In the year 2012, Tayebeth Mirzaei and Fatemeh Oskounie did a research on how nursing students in Iran manage their time, and hence stress in their academic life and later their profession life. In their research, these two scholars used ground theory method. In this research, where twenty one students participated, it was discovered that most students, who were able to overcome stress in their nursing studies, were those who allocated sufficient time on their studies (Mirzaei & Oskounie, 2012). Naturally, all scientific studies are demanding and for a person to grasp the fine details of the subject he needs to invest enough time on that subject. Failure to adhere to this guideline leads to frustrations that later grows to immense stress. The temptations for nursing students to overlook the need to allocate enough time on their studies are high because the course is hard already.

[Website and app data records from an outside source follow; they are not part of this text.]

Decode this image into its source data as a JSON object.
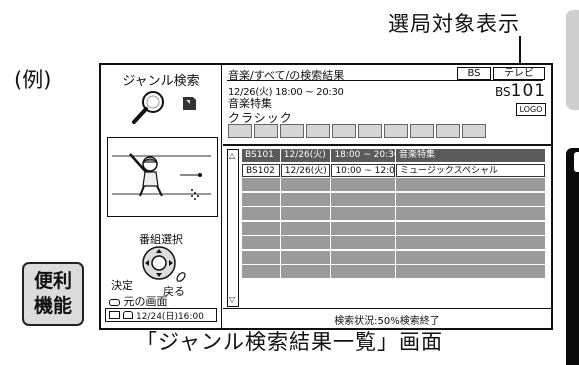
{
  "annotations": {
    "top_label": "選局対象表示",
    "example_label": "(例)",
    "caption": "「ジャンル検索結果一覧」画面",
    "benri_line1": "便利",
    "benri_line2": "機能"
  },
  "left_panel": {
    "title": "ジャンル検索",
    "bangumi_label": "番組選択",
    "kettei_label": "決定",
    "modoru_label": "戻る",
    "moto_label": "元の画面",
    "datetime": "12/24(日)16:00"
  },
  "header": {
    "breadcrumb": "音楽/すべて/の検索結果",
    "chip_bs": "BS",
    "chip_tv": "テレビ",
    "time": "12/26(火) 18:00 ~ 20:30",
    "program": "音楽特集",
    "genre": "クラシック",
    "channel_prefix": "BS",
    "channel_number": "101",
    "logo": "LOGO"
  },
  "results": [
    {
      "ch": "BS101",
      "date": "12/26(火)",
      "time": "18:00 ~ 20:30",
      "title": "音楽特集",
      "highlighted": true
    },
    {
      "ch": "BS102",
      "date": "12/26(火)",
      "time": "10:00 ~ 12:00",
      "title": "ミュージックスペシャル",
      "highlighted": false
    }
  ],
  "empty_rows": 7,
  "status_text": "検索状況:50%検索終了",
  "colors": {
    "highlight_row": "#5a5a5a",
    "empty_row": "#9a9a9a",
    "swatch": "#d6d6d6"
  }
}
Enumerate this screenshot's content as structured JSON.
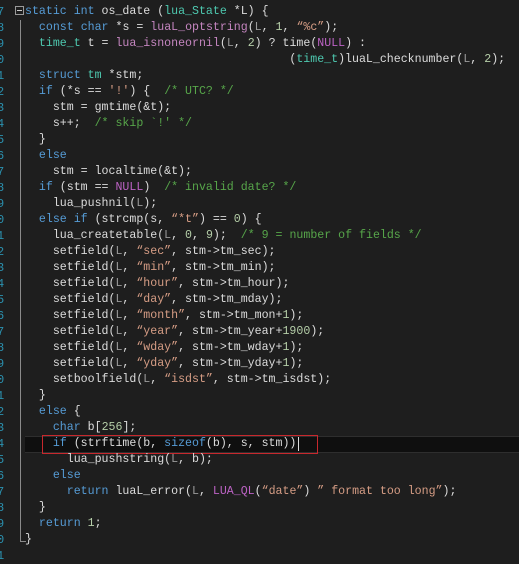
{
  "editor": {
    "colors": {
      "background": "#1e1e1e",
      "keyword": "#569cd6",
      "type": "#4ec9b0",
      "string": "#d69d85",
      "comment": "#57a64a",
      "highlight_box": "#c8282d",
      "line_number": "#2b91af"
    },
    "line_numbers": [
      "7",
      "8",
      "9",
      "0",
      "1",
      "2",
      "3",
      "4",
      "5",
      "6",
      "7",
      "8",
      "9",
      "0",
      "1",
      "2",
      "3",
      "4",
      "5",
      "6",
      "7",
      "8",
      "9",
      "0",
      "1",
      "2",
      "3",
      "4",
      "5",
      "6",
      "7",
      "8",
      "9",
      "0",
      "1"
    ],
    "current_line_index": 28,
    "lines": [
      [
        [
          "kw",
          "static"
        ],
        [
          "pl",
          " "
        ],
        [
          "kw",
          "int"
        ],
        [
          "pl",
          " os_date ("
        ],
        [
          "ty",
          "lua_State"
        ],
        [
          "pl",
          " *L) {"
        ]
      ],
      [
        [
          "pl",
          "  "
        ],
        [
          "kw",
          "const"
        ],
        [
          "pl",
          " "
        ],
        [
          "kw",
          "char"
        ],
        [
          "pl",
          " *s = "
        ],
        [
          "fn",
          "luaL_optstring"
        ],
        [
          "pl",
          "("
        ],
        [
          "id",
          "L"
        ],
        [
          "pl",
          ", "
        ],
        [
          "nu",
          "1"
        ],
        [
          "pl",
          ", "
        ],
        [
          "st",
          "“%c”"
        ],
        [
          "pl",
          ");"
        ]
      ],
      [
        [
          "pl",
          "  "
        ],
        [
          "ty",
          "time_t"
        ],
        [
          "pl",
          " t = "
        ],
        [
          "fn",
          "lua_isnoneornil"
        ],
        [
          "pl",
          "("
        ],
        [
          "id",
          "L"
        ],
        [
          "pl",
          ", "
        ],
        [
          "nu",
          "2"
        ],
        [
          "pl",
          ") ? time("
        ],
        [
          "mc",
          "NULL"
        ],
        [
          "pl",
          ") :"
        ]
      ],
      [
        [
          "pl",
          "                                      ("
        ],
        [
          "ty",
          "time_t"
        ],
        [
          "pl",
          ")luaL_checknumber("
        ],
        [
          "id",
          "L"
        ],
        [
          "pl",
          ", "
        ],
        [
          "nu",
          "2"
        ],
        [
          "pl",
          ");"
        ]
      ],
      [
        [
          "pl",
          "  "
        ],
        [
          "kw",
          "struct"
        ],
        [
          "pl",
          " "
        ],
        [
          "ty",
          "tm"
        ],
        [
          "pl",
          " *stm;"
        ]
      ],
      [
        [
          "pl",
          "  "
        ],
        [
          "kw",
          "if"
        ],
        [
          "pl",
          " (*s == "
        ],
        [
          "st",
          "'!'"
        ],
        [
          "pl",
          ") {  "
        ],
        [
          "cm",
          "/* UTC? */"
        ]
      ],
      [
        [
          "pl",
          "    stm = gmtime(&t);"
        ]
      ],
      [
        [
          "pl",
          "    s++;  "
        ],
        [
          "cm",
          "/* skip `!' */"
        ]
      ],
      [
        [
          "pl",
          "  }"
        ]
      ],
      [
        [
          "pl",
          "  "
        ],
        [
          "kw",
          "else"
        ]
      ],
      [
        [
          "pl",
          "    stm = localtime(&t);"
        ]
      ],
      [
        [
          "pl",
          "  "
        ],
        [
          "kw",
          "if"
        ],
        [
          "pl",
          " (stm == "
        ],
        [
          "mc",
          "NULL"
        ],
        [
          "pl",
          ")  "
        ],
        [
          "cm",
          "/* invalid date? */"
        ]
      ],
      [
        [
          "pl",
          "    lua_pushnil("
        ],
        [
          "id",
          "L"
        ],
        [
          "pl",
          ");"
        ]
      ],
      [
        [
          "pl",
          "  "
        ],
        [
          "kw",
          "else if"
        ],
        [
          "pl",
          " (strcmp(s, "
        ],
        [
          "st",
          "“*t”"
        ],
        [
          "pl",
          ") == "
        ],
        [
          "nu",
          "0"
        ],
        [
          "pl",
          ") {"
        ]
      ],
      [
        [
          "pl",
          "    lua_createtable("
        ],
        [
          "id",
          "L"
        ],
        [
          "pl",
          ", "
        ],
        [
          "nu",
          "0"
        ],
        [
          "pl",
          ", "
        ],
        [
          "nu",
          "9"
        ],
        [
          "pl",
          ");  "
        ],
        [
          "cm",
          "/* 9 = number of fields */"
        ]
      ],
      [
        [
          "pl",
          "    setfield("
        ],
        [
          "id",
          "L"
        ],
        [
          "pl",
          ", "
        ],
        [
          "st",
          "“sec”"
        ],
        [
          "pl",
          ", stm->tm_sec);"
        ]
      ],
      [
        [
          "pl",
          "    setfield("
        ],
        [
          "id",
          "L"
        ],
        [
          "pl",
          ", "
        ],
        [
          "st",
          "“min”"
        ],
        [
          "pl",
          ", stm->tm_min);"
        ]
      ],
      [
        [
          "pl",
          "    setfield("
        ],
        [
          "id",
          "L"
        ],
        [
          "pl",
          ", "
        ],
        [
          "st",
          "“hour”"
        ],
        [
          "pl",
          ", stm->tm_hour);"
        ]
      ],
      [
        [
          "pl",
          "    setfield("
        ],
        [
          "id",
          "L"
        ],
        [
          "pl",
          ", "
        ],
        [
          "st",
          "“day”"
        ],
        [
          "pl",
          ", stm->tm_mday);"
        ]
      ],
      [
        [
          "pl",
          "    setfield("
        ],
        [
          "id",
          "L"
        ],
        [
          "pl",
          ", "
        ],
        [
          "st",
          "“month”"
        ],
        [
          "pl",
          ", stm->tm_mon+"
        ],
        [
          "nu",
          "1"
        ],
        [
          "pl",
          ");"
        ]
      ],
      [
        [
          "pl",
          "    setfield("
        ],
        [
          "id",
          "L"
        ],
        [
          "pl",
          ", "
        ],
        [
          "st",
          "“year”"
        ],
        [
          "pl",
          ", stm->tm_year+"
        ],
        [
          "nu",
          "1900"
        ],
        [
          "pl",
          ");"
        ]
      ],
      [
        [
          "pl",
          "    setfield("
        ],
        [
          "id",
          "L"
        ],
        [
          "pl",
          ", "
        ],
        [
          "st",
          "“wday”"
        ],
        [
          "pl",
          ", stm->tm_wday+"
        ],
        [
          "nu",
          "1"
        ],
        [
          "pl",
          ");"
        ]
      ],
      [
        [
          "pl",
          "    setfield("
        ],
        [
          "id",
          "L"
        ],
        [
          "pl",
          ", "
        ],
        [
          "st",
          "“yday”"
        ],
        [
          "pl",
          ", stm->tm_yday+"
        ],
        [
          "nu",
          "1"
        ],
        [
          "pl",
          ");"
        ]
      ],
      [
        [
          "pl",
          "    setboolfield("
        ],
        [
          "id",
          "L"
        ],
        [
          "pl",
          ", "
        ],
        [
          "st",
          "“isdst”"
        ],
        [
          "pl",
          ", stm->tm_isdst);"
        ]
      ],
      [
        [
          "pl",
          "  }"
        ]
      ],
      [
        [
          "pl",
          "  "
        ],
        [
          "kw",
          "else"
        ],
        [
          "pl",
          " {"
        ]
      ],
      [
        [
          "pl",
          "    "
        ],
        [
          "kw",
          "char"
        ],
        [
          "pl",
          " b["
        ],
        [
          "nu",
          "256"
        ],
        [
          "pl",
          "];"
        ]
      ],
      [
        [
          "pl",
          "    "
        ],
        [
          "kw",
          "if"
        ],
        [
          "pl",
          " (strftime(b, "
        ],
        [
          "kw",
          "sizeof"
        ],
        [
          "pl",
          "(b), s, stm))"
        ]
      ],
      [
        [
          "pl",
          "      lua_pushstring("
        ],
        [
          "id",
          "L"
        ],
        [
          "pl",
          ", b);"
        ]
      ],
      [
        [
          "pl",
          "    "
        ],
        [
          "kw",
          "else"
        ]
      ],
      [
        [
          "pl",
          "      "
        ],
        [
          "kw",
          "return"
        ],
        [
          "pl",
          " luaL_error("
        ],
        [
          "id",
          "L"
        ],
        [
          "pl",
          ", "
        ],
        [
          "mc",
          "LUA_QL"
        ],
        [
          "pl",
          "("
        ],
        [
          "st",
          "“date”"
        ],
        [
          "pl",
          ") "
        ],
        [
          "st",
          "” format too long”"
        ],
        [
          "pl",
          ");"
        ]
      ],
      [
        [
          "pl",
          "  }"
        ]
      ],
      [
        [
          "pl",
          "  "
        ],
        [
          "kw",
          "return"
        ],
        [
          "pl",
          " "
        ],
        [
          "nu",
          "1"
        ],
        [
          "pl",
          ";"
        ]
      ],
      [
        [
          "pl",
          "}"
        ]
      ]
    ]
  }
}
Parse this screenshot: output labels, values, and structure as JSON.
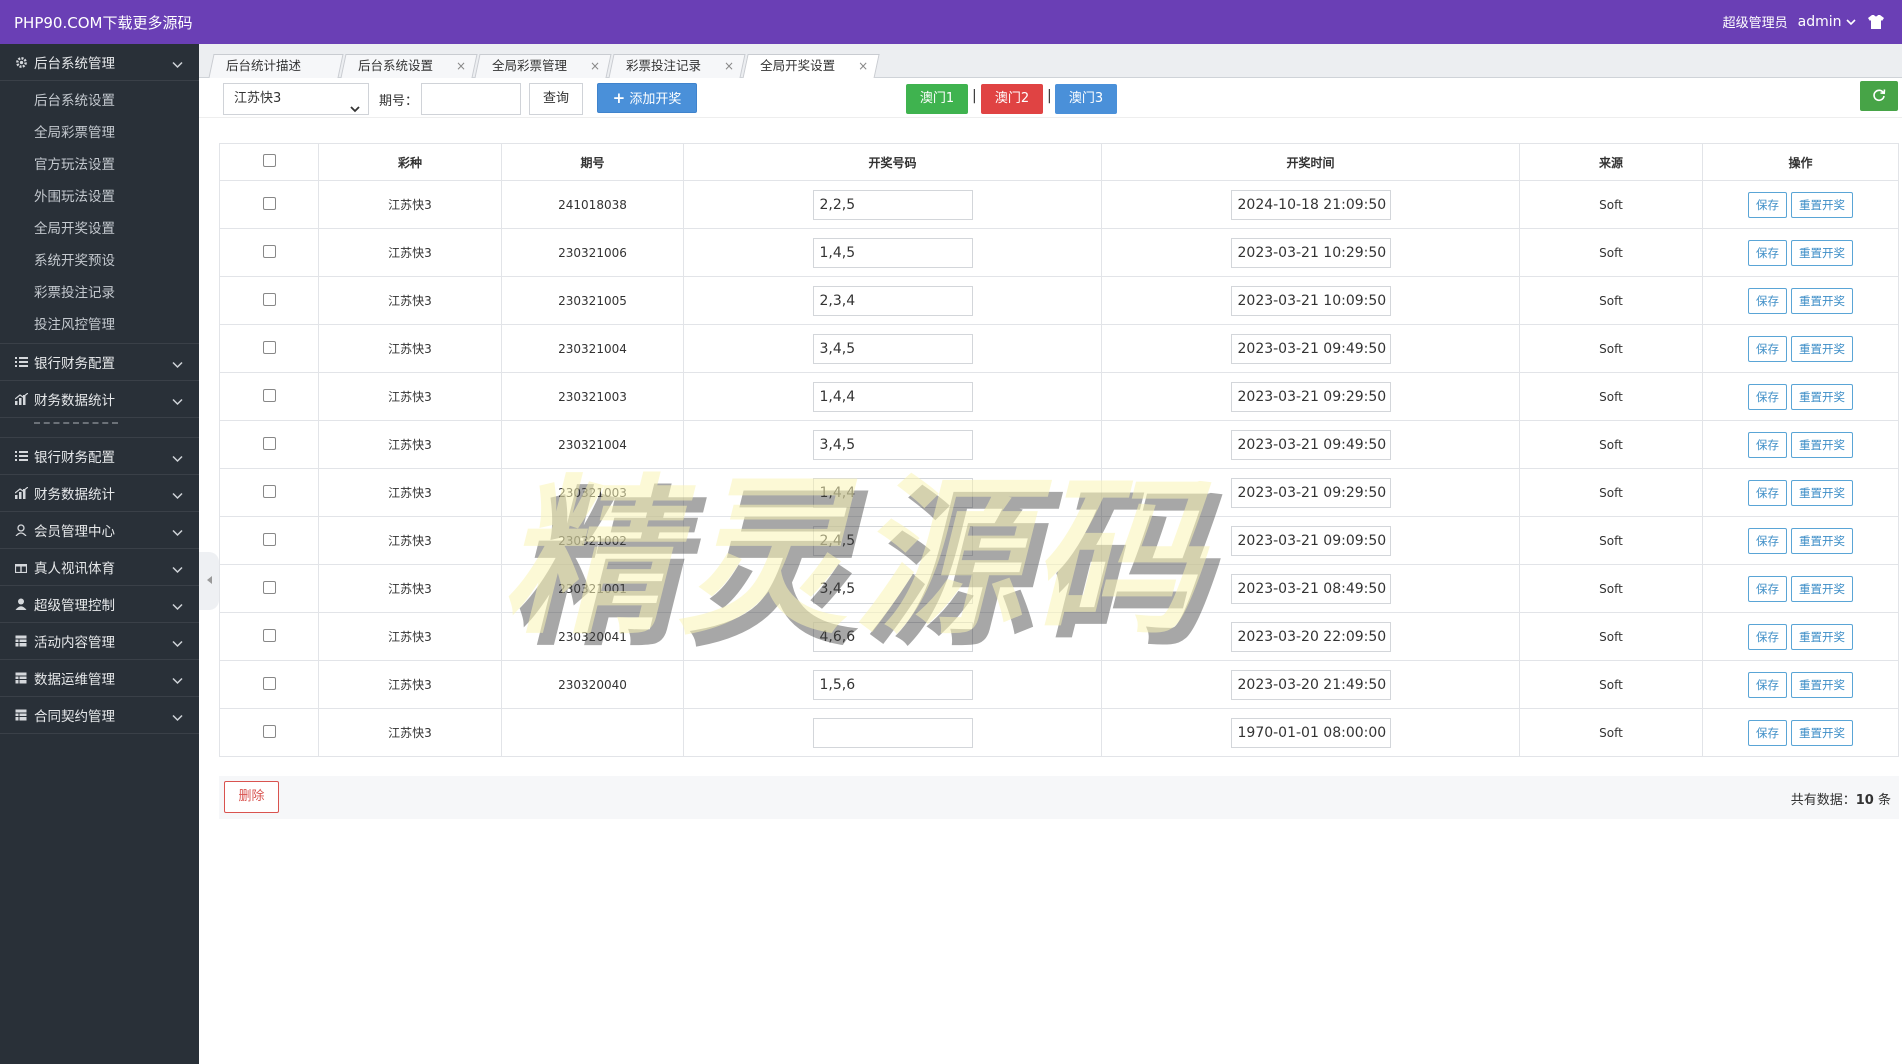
{
  "header": {
    "brand": "PHP90.COM下载更多源码",
    "role": "超级管理员",
    "username": "admin"
  },
  "sidebar": {
    "group_main": {
      "label": "后台系统管理",
      "icon": "gear-icon"
    },
    "sub_items": [
      "后台系统设置",
      "全局彩票管理",
      "官方玩法设置",
      "外围玩法设置",
      "全局开奖设置",
      "系统开奖预设",
      "彩票投注记录",
      "投注风控管理"
    ],
    "groups": [
      {
        "label": "银行财务配置",
        "icon": "list-icon"
      },
      {
        "label": "财务数据统计",
        "icon": "chart-icon"
      },
      {
        "label": "银行财务配置",
        "icon": "list-icon"
      },
      {
        "label": "财务数据统计",
        "icon": "chart-icon"
      },
      {
        "label": "会员管理中心",
        "icon": "user-icon"
      },
      {
        "label": "真人视讯体育",
        "icon": "gift-icon"
      },
      {
        "label": "超级管理控制",
        "icon": "user-icon"
      },
      {
        "label": "活动内容管理",
        "icon": "table-icon"
      },
      {
        "label": "数据运维管理",
        "icon": "table-icon"
      },
      {
        "label": "合同契约管理",
        "icon": "table-icon"
      }
    ]
  },
  "tabs": [
    {
      "label": "后台统计描述"
    },
    {
      "label": "后台系统设置"
    },
    {
      "label": "全局彩票管理"
    },
    {
      "label": "彩票投注记录"
    },
    {
      "label": "全局开奖设置"
    }
  ],
  "toolbar": {
    "lottery_select": "江苏快3",
    "issue_label": "期号：",
    "issue_value": "",
    "query_label": "查询",
    "add_label": "添加开奖",
    "macau1": "澳门1",
    "macau2": "澳门2",
    "macau3": "澳门3",
    "colors": {
      "macau1": "#3fb34f",
      "macau2": "#e04343",
      "macau3": "#4a90d9"
    }
  },
  "table": {
    "headers": [
      "彩种",
      "期号",
      "开奖号码",
      "开奖时间",
      "来源",
      "操作"
    ],
    "save_label": "保存",
    "redraw_label": "重置开奖",
    "rows": [
      {
        "lottery": "江苏快3",
        "issue": "241018038",
        "numbers": "2,2,5",
        "time": "2024-10-18 21:09:50",
        "source": "Soft"
      },
      {
        "lottery": "江苏快3",
        "issue": "230321006",
        "numbers": "1,4,5",
        "time": "2023-03-21 10:29:50",
        "source": "Soft"
      },
      {
        "lottery": "江苏快3",
        "issue": "230321005",
        "numbers": "2,3,4",
        "time": "2023-03-21 10:09:50",
        "source": "Soft"
      },
      {
        "lottery": "江苏快3",
        "issue": "230321004",
        "numbers": "3,4,5",
        "time": "2023-03-21 09:49:50",
        "source": "Soft"
      },
      {
        "lottery": "江苏快3",
        "issue": "230321003",
        "numbers": "1,4,4",
        "time": "2023-03-21 09:29:50",
        "source": "Soft"
      },
      {
        "lottery": "江苏快3",
        "issue": "230321004",
        "numbers": "3,4,5",
        "time": "2023-03-21 09:49:50",
        "source": "Soft"
      },
      {
        "lottery": "江苏快3",
        "issue": "230321003",
        "numbers": "1,4,4",
        "time": "2023-03-21 09:29:50",
        "source": "Soft"
      },
      {
        "lottery": "江苏快3",
        "issue": "230321002",
        "numbers": "2,4,5",
        "time": "2023-03-21 09:09:50",
        "source": "Soft"
      },
      {
        "lottery": "江苏快3",
        "issue": "230321001",
        "numbers": "3,4,5",
        "time": "2023-03-21 08:49:50",
        "source": "Soft"
      },
      {
        "lottery": "江苏快3",
        "issue": "230320041",
        "numbers": "4,6,6",
        "time": "2023-03-20 22:09:50",
        "source": "Soft"
      },
      {
        "lottery": "江苏快3",
        "issue": "230320040",
        "numbers": "1,5,6",
        "time": "2023-03-20 21:49:50",
        "source": "Soft"
      },
      {
        "lottery": "江苏快3",
        "issue": "",
        "numbers": "",
        "time": "1970-01-01 08:00:00",
        "source": "Soft"
      }
    ]
  },
  "footer": {
    "delete_label": "删除",
    "total_prefix": "共有数据：",
    "total_count": "10",
    "total_suffix": " 条"
  },
  "watermark": "精灵源码"
}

However, using unidirectional time management, it is possible to strike a balance between all the issues that surround the life of a nursing student (Mirzaei & Oskounie, 2012). An important element to note here is that nursing academic life is often a reflection of how the student will handle the real nursing profession. Therefore, it is very important that the student learns how to prioritize important things so as everything falls in its appropriate time. When this phenomenon is induced in the students, they will have no problem managing their time and stress during their professional practice. In addition, T. Mirzaei and F. Oskounie note that stress and time management heavily depends on personal motivation. The motivation provokes nurses and nursing students to plan on what to give up and on what to pursue thus gaining internal peace (Mirzaei & Oskounie, 2012).
In conclusion, the motivation to care for the afflicted cause nurses to stretch beyond their limits. The work becomes much and time to sleep or have enough rest becomes rare. Their schedules get complex. This result to real stress and to manage time seems out of control. Nevertheless, this can be overcome by proper planning and giving time for oneself. Nurses need to learn that to improve on the care they offer, they need to care for themselves first. You only give what you have.
Catanzarite, K. (2010). Stress-Management Strategies for Nurses. Advance HealtCare Network for Nurses. Retrieved August 12, 2014, from http://nursing.advanceweb.com/Regional- Articles/Features/Stress-Management-Strategies-for-Nurses.aspx
Mirzaei, T., & Oskounie, F. (2012). Nursing students’ time management, reducing stress and gaining satisfaction: a grounded theory study. Wiley Online Library . Retrieved August 12, 2014, from http://onlinelibrary.wiley.com/doi/10.1111/j.1442-2018.2011.00661.x/full
Ressler, P. K. (2007). Stress Management for Nurses. Stress Management. Retrieved August 12, 2014, from http://stressresources.com/sitebuildercontent/sitebuilderfiles/resslerarticle07.pdf